* **EXERCISE DETAILS**
Quote every line below exactly and skip any picture.

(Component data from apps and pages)

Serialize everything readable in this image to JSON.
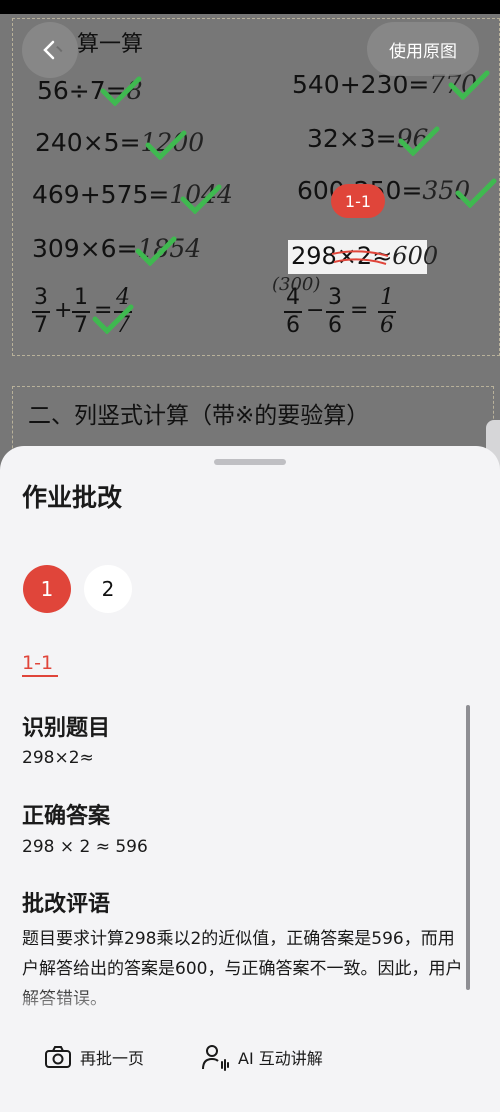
{
  "header": {
    "back_icon": "chevron-left-icon",
    "use_original_label": "使用原图",
    "question_marker": "1-1"
  },
  "worksheet": {
    "section1_title": "、算一算",
    "section2_title": "二、列竖式计算（带※的要验算）",
    "problems": [
      {
        "printed": "56÷7=",
        "written": "8"
      },
      {
        "printed": "540+230=",
        "written": "770"
      },
      {
        "printed": "240×5=",
        "written": "1200"
      },
      {
        "printed": "32×3=",
        "written": "96"
      },
      {
        "printed": "469+575=",
        "written": "1044"
      },
      {
        "printed": "600-250=",
        "written": "350"
      },
      {
        "printed": "309×6=",
        "written": "1854"
      },
      {
        "printed": "298×2≈",
        "written": "600"
      }
    ],
    "note_written": "(300)",
    "fractions": {
      "left": {
        "a_num": "3",
        "a_den": "7",
        "op": "+",
        "b_num": "1",
        "b_den": "7",
        "eq": "=",
        "ans_num": "4",
        "ans_den": "7"
      },
      "right": {
        "a_num": "4",
        "a_den": "6",
        "op": "−",
        "b_num": "3",
        "b_den": "6",
        "eq": "=",
        "ans_num": "1",
        "ans_den": "6"
      }
    },
    "check_color": "#3fb950"
  },
  "panel": {
    "title": "作业批改",
    "tabs": [
      "1",
      "2"
    ],
    "active_tab": "1",
    "subtab": "1-1",
    "recognize_heading": "识别题目",
    "recognize_text": "298×2≈",
    "answer_heading": "正确答案",
    "answer_text": "298 × 2 ≈ 596",
    "comment_heading": "批改评语",
    "comment_text": "题目要求计算298乘以2的近似值，正确答案是596，而用户解答给出的答案是600，与正确答案不一致。因此，用户解答错误。"
  },
  "actions": {
    "recheck_label": "再批一页",
    "recheck_icon": "camera-icon",
    "ai_label": "AI 互动讲解",
    "ai_icon": "person-voice-icon"
  },
  "colors": {
    "accent": "#e0453a",
    "check": "#3fb950"
  }
}
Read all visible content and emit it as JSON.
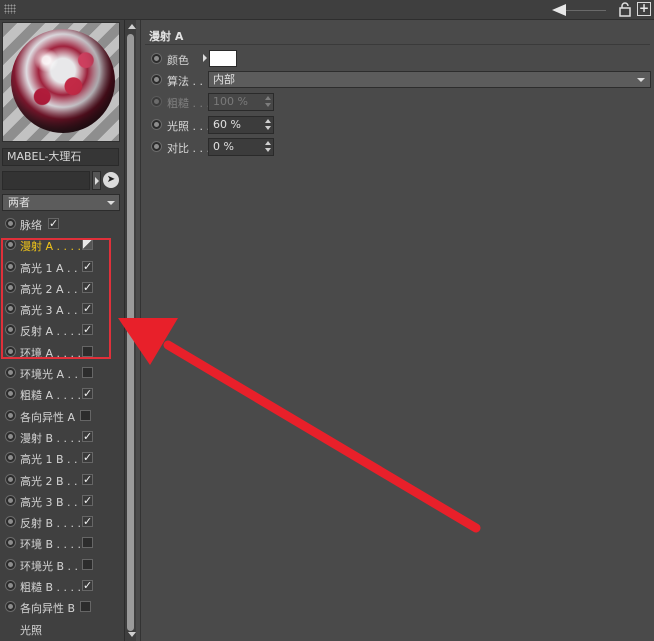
{
  "material": {
    "name": "MABEL-大理石",
    "filter_value": "两者"
  },
  "channels": [
    {
      "label": "脉络",
      "radio": true,
      "check": "on",
      "active": false
    },
    {
      "label": "漫射 A . . . .",
      "radio": true,
      "check": "part",
      "active": true
    },
    {
      "label": "高光 1 A . . .",
      "radio": true,
      "check": "on",
      "active": false
    },
    {
      "label": "高光 2 A . . .",
      "radio": true,
      "check": "on",
      "active": false
    },
    {
      "label": "高光 3 A . . .",
      "radio": true,
      "check": "on",
      "active": false
    },
    {
      "label": "反射 A . . . .",
      "radio": true,
      "check": "on",
      "active": false
    },
    {
      "label": "环境 A . . . .",
      "radio": true,
      "check": "off",
      "active": false
    },
    {
      "label": "环境光 A . . .",
      "radio": true,
      "check": "off",
      "active": false
    },
    {
      "label": "粗糙 A . . . .",
      "radio": true,
      "check": "on",
      "active": false
    },
    {
      "label": "各向异性 A",
      "radio": true,
      "check": "off",
      "active": false
    },
    {
      "label": "漫射 B . . . .",
      "radio": true,
      "check": "on",
      "active": false
    },
    {
      "label": "高光 1 B . . .",
      "radio": true,
      "check": "on",
      "active": false
    },
    {
      "label": "高光 2 B . . .",
      "radio": true,
      "check": "on",
      "active": false
    },
    {
      "label": "高光 3 B . . .",
      "radio": true,
      "check": "on",
      "active": false
    },
    {
      "label": "反射 B . . . .",
      "radio": true,
      "check": "on",
      "active": false
    },
    {
      "label": "环境 B . . . .",
      "radio": true,
      "check": "off",
      "active": false
    },
    {
      "label": "环境光 B . . .",
      "radio": true,
      "check": "off",
      "active": false
    },
    {
      "label": "粗糙 B . . . .",
      "radio": true,
      "check": "on",
      "active": false
    },
    {
      "label": "各向异性 B",
      "radio": true,
      "check": "off",
      "active": false
    },
    {
      "label": "光照",
      "radio": false,
      "check": "none",
      "active": false
    }
  ],
  "section": {
    "title": "漫射 A",
    "color_label": "颜色",
    "algorithm_label": "算法 . .",
    "algorithm_value": "内部",
    "roughness_label": "粗糙 . . .",
    "roughness_value": "100 %",
    "illumination_label": "光照 . . .",
    "illumination_value": "60 %",
    "contrast_label": "对比 . . .",
    "contrast_value": "0 %"
  },
  "colors": {
    "swatch": "#ffffff",
    "highlight": "#e0303a",
    "active_channel": "#f0c419"
  },
  "icons": {
    "grip": "grip-icon",
    "back": "back-arrow-icon",
    "lock": "lock-icon",
    "new_panel": "new-panel-icon",
    "cursor": "pointer-icon"
  }
}
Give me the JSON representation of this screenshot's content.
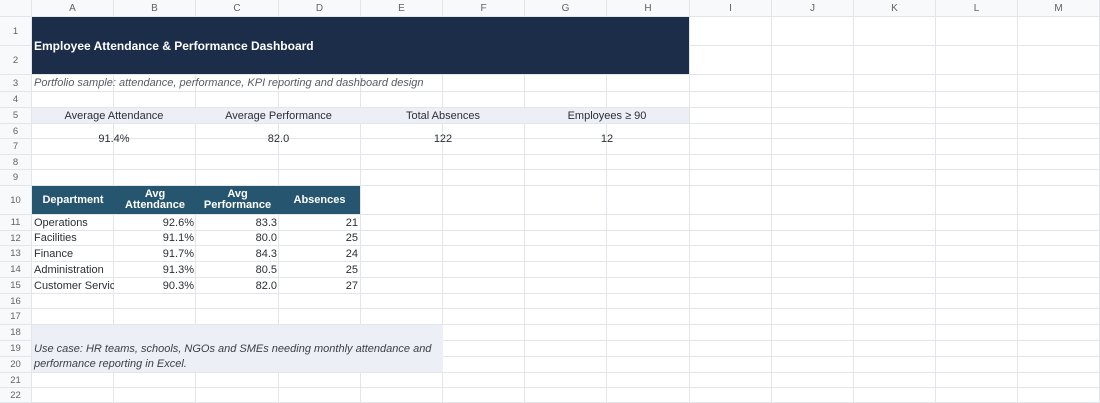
{
  "columns": [
    "A",
    "B",
    "C",
    "D",
    "E",
    "F",
    "G",
    "H",
    "I",
    "J",
    "K",
    "L",
    "M"
  ],
  "rows": [
    "1",
    "2",
    "3",
    "4",
    "5",
    "6",
    "7",
    "8",
    "9",
    "10",
    "11",
    "12",
    "13",
    "14",
    "15",
    "16",
    "17",
    "18",
    "19",
    "20",
    "21",
    "22"
  ],
  "dashboard": {
    "title": "Employee Attendance & Performance Dashboard",
    "subtitle": "Portfolio sample: attendance, performance, KPI reporting and dashboard design",
    "kpis": [
      {
        "label": "Average Attendance",
        "value": "91.4%"
      },
      {
        "label": "Average Performance",
        "value": "82.0"
      },
      {
        "label": "Total Absences",
        "value": "122"
      },
      {
        "label": "Employees ≥ 90",
        "value": "12"
      }
    ],
    "table": {
      "headers": [
        "Department",
        "Avg Attendance",
        "Avg Performance",
        "Absences"
      ],
      "rows": [
        [
          "Operations",
          "92.6%",
          "83.3",
          "21"
        ],
        [
          "Facilities",
          "91.1%",
          "80.0",
          "25"
        ],
        [
          "Finance",
          "91.7%",
          "84.3",
          "24"
        ],
        [
          "Administration",
          "91.3%",
          "80.5",
          "25"
        ],
        [
          "Customer Service",
          "90.3%",
          "82.0",
          "27"
        ]
      ]
    },
    "note_lines": [
      "Use case: HR teams, schools, NGOs and SMEs needing monthly attendance and",
      "performance reporting in Excel."
    ]
  },
  "colors": {
    "title_bg": "#1c2d4a",
    "table_header_bg": "#26566f",
    "panel_bg": "#eceff5"
  }
}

* **ANSWER**
Serialize everything readable in this image to JSON.
{
  "header": {
    "back_icon": "chevron-left-icon",
    "use_original_label": "使用原图",
    "question_marker": "1-1"
  },
  "worksheet": {
    "section1_title": "、算一算",
    "section2_title": "二、列竖式计算（带※的要验算）",
    "problems": [
      {
        "printed": "56÷7=",
        "written": "8"
      },
      {
        "printed": "540+230=",
        "written": "770"
      },
      {
        "printed": "240×5=",
        "written": "1200"
      },
      {
        "printed": "32×3=",
        "written": "96"
      },
      {
        "printed": "469+575=",
        "written": "1044"
      },
      {
        "printed": "600-250=",
        "written": "350"
      },
      {
        "printed": "309×6=",
        "written": "1854"
      },
      {
        "printed": "298×2≈",
        "written": "600"
      }
    ],
    "note_written": "(300)",
    "fractions": {
      "left": {
        "a_num": "3",
        "a_den": "7",
        "op": "+",
        "b_num": "1",
        "b_den": "7",
        "eq": "=",
        "ans_num": "4",
        "ans_den": "7"
      },
      "right": {
        "a_num": "4",
        "a_den": "6",
        "op": "−",
        "b_num": "3",
        "b_den": "6",
        "eq": "=",
        "ans_num": "1",
        "ans_den": "6"
      }
    },
    "check_color": "#3fb950"
  },
  "panel": {
    "title": "作业批改",
    "tabs": [
      "1",
      "2"
    ],
    "active_tab": "1",
    "subtab": "1-1",
    "recognize_heading": "识别题目",
    "recognize_text": "298×2≈",
    "answer_heading": "正确答案",
    "answer_text": "298 × 2 ≈ 596",
    "comment_heading": "批改评语",
    "comment_text": "题目要求计算298乘以2的近似值，正确答案是596，而用户解答给出的答案是600，与正确答案不一致。因此，用户解答错误。"
  },
  "actions": {
    "recheck_label": "再批一页",
    "recheck_icon": "camera-icon",
    "ai_label": "AI 互动讲解",
    "ai_icon": "person-voice-icon"
  },
  "colors": {
    "accent": "#e0453a",
    "check": "#3fb950"
  }
}
Read all visible content and emit it as JSON.
{
  "material": {
    "name": "MABEL-大理石",
    "filter_value": "两者"
  },
  "channels": [
    {
      "label": "脉络",
      "radio": true,
      "check": "on",
      "active": false
    },
    {
      "label": "漫射 A . . . .",
      "radio": true,
      "check": "part",
      "active": true
    },
    {
      "label": "高光 1 A . . .",
      "radio": true,
      "check": "on",
      "active": false
    },
    {
      "label": "高光 2 A . . .",
      "radio": true,
      "check": "on",
      "active": false
    },
    {
      "label": "高光 3 A . . .",
      "radio": true,
      "check": "on",
      "active": false
    },
    {
      "label": "反射 A . . . .",
      "radio": true,
      "check": "on",
      "active": false
    },
    {
      "label": "环境 A . . . .",
      "radio": true,
      "check": "off",
      "active": false
    },
    {
      "label": "环境光 A . . .",
      "radio": true,
      "check": "off",
      "active": false
    },
    {
      "label": "粗糙 A . . . .",
      "radio": true,
      "check": "on",
      "active": false
    },
    {
      "label": "各向异性 A",
      "radio": true,
      "check": "off",
      "active": false
    },
    {
      "label": "漫射 B . . . .",
      "radio": true,
      "check": "on",
      "active": false
    },
    {
      "label": "高光 1 B . . .",
      "radio": true,
      "check": "on",
      "active": false
    },
    {
      "label": "高光 2 B . . .",
      "radio": true,
      "check": "on",
      "active": false
    },
    {
      "label": "高光 3 B . . .",
      "radio": true,
      "check": "on",
      "active": false
    },
    {
      "label": "反射 B . . . .",
      "radio": true,
      "check": "on",
      "active": false
    },
    {
      "label": "环境 B . . . .",
      "radio": true,
      "check": "off",
      "active": false
    },
    {
      "label": "环境光 B . . .",
      "radio": true,
      "check": "off",
      "active": false
    },
    {
      "label": "粗糙 B . . . .",
      "radio": true,
      "check": "on",
      "active": false
    },
    {
      "label": "各向异性 B",
      "radio": true,
      "check": "off",
      "active": false
    },
    {
      "label": "光照",
      "radio": false,
      "check": "none",
      "active": false
    }
  ],
  "section": {
    "title": "漫射 A",
    "color_label": "颜色",
    "algorithm_label": "算法 . .",
    "algorithm_value": "内部",
    "roughness_label": "粗糙 . . .",
    "roughness_value": "100 %",
    "illumination_label": "光照 . . .",
    "illumination_value": "60 %",
    "contrast_label": "对比 . . .",
    "contrast_value": "0 %"
  },
  "colors": {
    "swatch": "#ffffff",
    "highlight": "#e0303a",
    "active_channel": "#f0c419"
  },
  "icons": {
    "grip": "grip-icon",
    "back": "back-arrow-icon",
    "lock": "lock-icon",
    "new_panel": "new-panel-icon",
    "cursor": "pointer-icon"
  }
}
Give me the JSON representation of this screenshot's content.
{
  "columns": [
    "A",
    "B",
    "C",
    "D",
    "E",
    "F",
    "G",
    "H",
    "I",
    "J",
    "K",
    "L",
    "M"
  ],
  "rows": [
    "1",
    "2",
    "3",
    "4",
    "5",
    "6",
    "7",
    "8",
    "9",
    "10",
    "11",
    "12",
    "13",
    "14",
    "15",
    "16",
    "17",
    "18",
    "19",
    "20",
    "21",
    "22"
  ],
  "dashboard": {
    "title": "Employee Attendance & Performance Dashboard",
    "subtitle": "Portfolio sample: attendance, performance, KPI reporting and dashboard design",
    "kpis": [
      {
        "label": "Average Attendance",
        "value": "91.4%"
      },
      {
        "label": "Average Performance",
        "value": "82.0"
      },
      {
        "label": "Total Absences",
        "value": "122"
      },
      {
        "label": "Employees ≥ 90",
        "value": "12"
      }
    ],
    "table": {
      "headers": [
        "Department",
        "Avg Attendance",
        "Avg Performance",
        "Absences"
      ],
      "rows": [
        [
          "Operations",
          "92.6%",
          "83.3",
          "21"
        ],
        [
          "Facilities",
          "91.1%",
          "80.0",
          "25"
        ],
        [
          "Finance",
          "91.7%",
          "84.3",
          "24"
        ],
        [
          "Administration",
          "91.3%",
          "80.5",
          "25"
        ],
        [
          "Customer Service",
          "90.3%",
          "82.0",
          "27"
        ]
      ]
    },
    "note_lines": [
      "Use case: HR teams, schools, NGOs and SMEs needing monthly attendance and",
      "performance reporting in Excel."
    ]
  },
  "colors": {
    "title_bg": "#1c2d4a",
    "table_header_bg": "#26566f",
    "panel_bg": "#eceff5"
  }
}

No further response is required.